**TASK DIRECTIONS**
Quote the whole listing word for word, please.

· · · ·

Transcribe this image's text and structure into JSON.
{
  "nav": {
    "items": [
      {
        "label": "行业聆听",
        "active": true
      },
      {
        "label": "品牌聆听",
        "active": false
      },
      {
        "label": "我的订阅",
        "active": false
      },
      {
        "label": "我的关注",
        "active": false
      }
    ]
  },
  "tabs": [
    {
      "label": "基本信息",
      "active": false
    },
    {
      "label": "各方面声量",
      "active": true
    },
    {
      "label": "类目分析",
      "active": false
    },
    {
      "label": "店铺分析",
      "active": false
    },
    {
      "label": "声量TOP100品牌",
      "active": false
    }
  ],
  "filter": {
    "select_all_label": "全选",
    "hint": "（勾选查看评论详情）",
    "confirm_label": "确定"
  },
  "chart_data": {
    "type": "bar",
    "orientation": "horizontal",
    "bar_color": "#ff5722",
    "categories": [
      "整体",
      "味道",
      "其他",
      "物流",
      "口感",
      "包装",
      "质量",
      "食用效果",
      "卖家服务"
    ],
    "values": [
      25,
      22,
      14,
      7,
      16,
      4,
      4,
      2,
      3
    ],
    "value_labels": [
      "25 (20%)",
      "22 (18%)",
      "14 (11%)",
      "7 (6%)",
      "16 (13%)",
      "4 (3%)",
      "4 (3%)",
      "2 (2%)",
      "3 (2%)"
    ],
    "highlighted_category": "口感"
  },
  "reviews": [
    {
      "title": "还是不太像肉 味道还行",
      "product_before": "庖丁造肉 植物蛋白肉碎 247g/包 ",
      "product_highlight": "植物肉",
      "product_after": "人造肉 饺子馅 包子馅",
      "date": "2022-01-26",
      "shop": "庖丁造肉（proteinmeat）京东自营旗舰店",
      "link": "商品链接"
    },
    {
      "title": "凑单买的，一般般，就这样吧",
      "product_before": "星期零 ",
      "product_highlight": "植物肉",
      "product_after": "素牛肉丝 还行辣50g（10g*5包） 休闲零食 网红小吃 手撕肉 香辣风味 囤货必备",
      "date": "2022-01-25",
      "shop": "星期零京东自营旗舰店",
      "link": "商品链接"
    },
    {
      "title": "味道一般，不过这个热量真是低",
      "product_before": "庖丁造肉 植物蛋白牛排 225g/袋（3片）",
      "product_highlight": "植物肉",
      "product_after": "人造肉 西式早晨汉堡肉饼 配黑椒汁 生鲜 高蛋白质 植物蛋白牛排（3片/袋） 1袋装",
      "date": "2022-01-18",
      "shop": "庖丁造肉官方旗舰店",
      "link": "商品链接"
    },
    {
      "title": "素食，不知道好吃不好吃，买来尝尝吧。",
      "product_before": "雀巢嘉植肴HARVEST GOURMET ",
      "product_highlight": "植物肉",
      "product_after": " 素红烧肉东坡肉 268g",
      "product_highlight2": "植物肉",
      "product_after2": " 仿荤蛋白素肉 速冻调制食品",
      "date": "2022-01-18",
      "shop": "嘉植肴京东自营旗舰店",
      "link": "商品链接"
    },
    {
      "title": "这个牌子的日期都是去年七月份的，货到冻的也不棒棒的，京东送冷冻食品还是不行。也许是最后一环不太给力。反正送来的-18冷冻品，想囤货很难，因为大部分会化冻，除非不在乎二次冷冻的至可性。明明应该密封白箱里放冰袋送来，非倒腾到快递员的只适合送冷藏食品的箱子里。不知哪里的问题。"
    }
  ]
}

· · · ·

**RESPONSE AREA**
Transcribe this image's text and structure into JSON.
{
  "nav": {
    "items": [
      {
        "label": "行业聆听",
        "active": true
      },
      {
        "label": "品牌聆听",
        "active": false
      },
      {
        "label": "我的订阅",
        "active": false
      },
      {
        "label": "我的关注",
        "active": false
      }
    ]
  },
  "tabs": [
    {
      "label": "基本信息",
      "active": false
    },
    {
      "label": "各方面声量",
      "active": true
    },
    {
      "label": "类目分析",
      "active": false
    },
    {
      "label": "店铺分析",
      "active": false
    },
    {
      "label": "声量TOP100品牌",
      "active": false
    }
  ],
  "filter": {
    "select_all_label": "全选",
    "hint": "（勾选查看评论详情）",
    "confirm_label": "确定"
  },
  "chart_data": {
    "type": "bar",
    "orientation": "horizontal",
    "bar_color": "#ff5722",
    "categories": [
      "整体",
      "味道",
      "其他",
      "物流",
      "口感",
      "包装",
      "质量",
      "食用效果",
      "卖家服务"
    ],
    "values": [
      25,
      22,
      14,
      7,
      16,
      4,
      4,
      2,
      3
    ],
    "value_labels": [
      "25 (20%)",
      "22 (18%)",
      "14 (11%)",
      "7 (6%)",
      "16 (13%)",
      "4 (3%)",
      "4 (3%)",
      "2 (2%)",
      "3 (2%)"
    ],
    "highlighted_category": "口感"
  },
  "reviews": [
    {
      "title": "还是不太像肉 味道还行",
      "product_before": "庖丁造肉 植物蛋白肉碎 247g/包 ",
      "product_highlight": "植物肉",
      "product_after": "人造肉 饺子馅 包子馅",
      "date": "2022-01-26",
      "shop": "庖丁造肉（proteinmeat）京东自营旗舰店",
      "link": "商品链接"
    },
    {
      "title": "凑单买的，一般般，就这样吧",
      "product_before": "星期零 ",
      "product_highlight": "植物肉",
      "product_after": "素牛肉丝 还行辣50g（10g*5包） 休闲零食 网红小吃 手撕肉 香辣风味 囤货必备",
      "date": "2022-01-25",
      "shop": "星期零京东自营旗舰店",
      "link": "商品链接"
    },
    {
      "title": "味道一般，不过这个热量真是低",
      "product_before": "庖丁造肉 植物蛋白牛排 225g/袋（3片）",
      "product_highlight": "植物肉",
      "product_after": "人造肉 西式早晨汉堡肉饼 配黑椒汁 生鲜 高蛋白质 植物蛋白牛排（3片/袋） 1袋装",
      "date": "2022-01-18",
      "shop": "庖丁造肉官方旗舰店",
      "link": "商品链接"
    },
    {
      "title": "素食，不知道好吃不好吃，买来尝尝吧。",
      "product_before": "雀巢嘉植肴HARVEST GOURMET ",
      "product_highlight": "植物肉",
      "product_after": " 素红烧肉东坡肉 268g",
      "product_highlight2": "植物肉",
      "product_after2": " 仿荤蛋白素肉 速冻调制食品",
      "date": "2022-01-18",
      "shop": "嘉植肴京东自营旗舰店",
      "link": "商品链接"
    },
    {
      "title": "这个牌子的日期都是去年七月份的，货到冻的也不棒棒的，京东送冷冻食品还是不行。也许是最后一环不太给力。反正送来的-18冷冻品，想囤货很难，因为大部分会化冻，除非不在乎二次冷冻的至可性。明明应该密封白箱里放冰袋送来，非倒腾到快递员的只适合送冷藏食品的箱子里。不知哪里的问题。"
    }
  ]
}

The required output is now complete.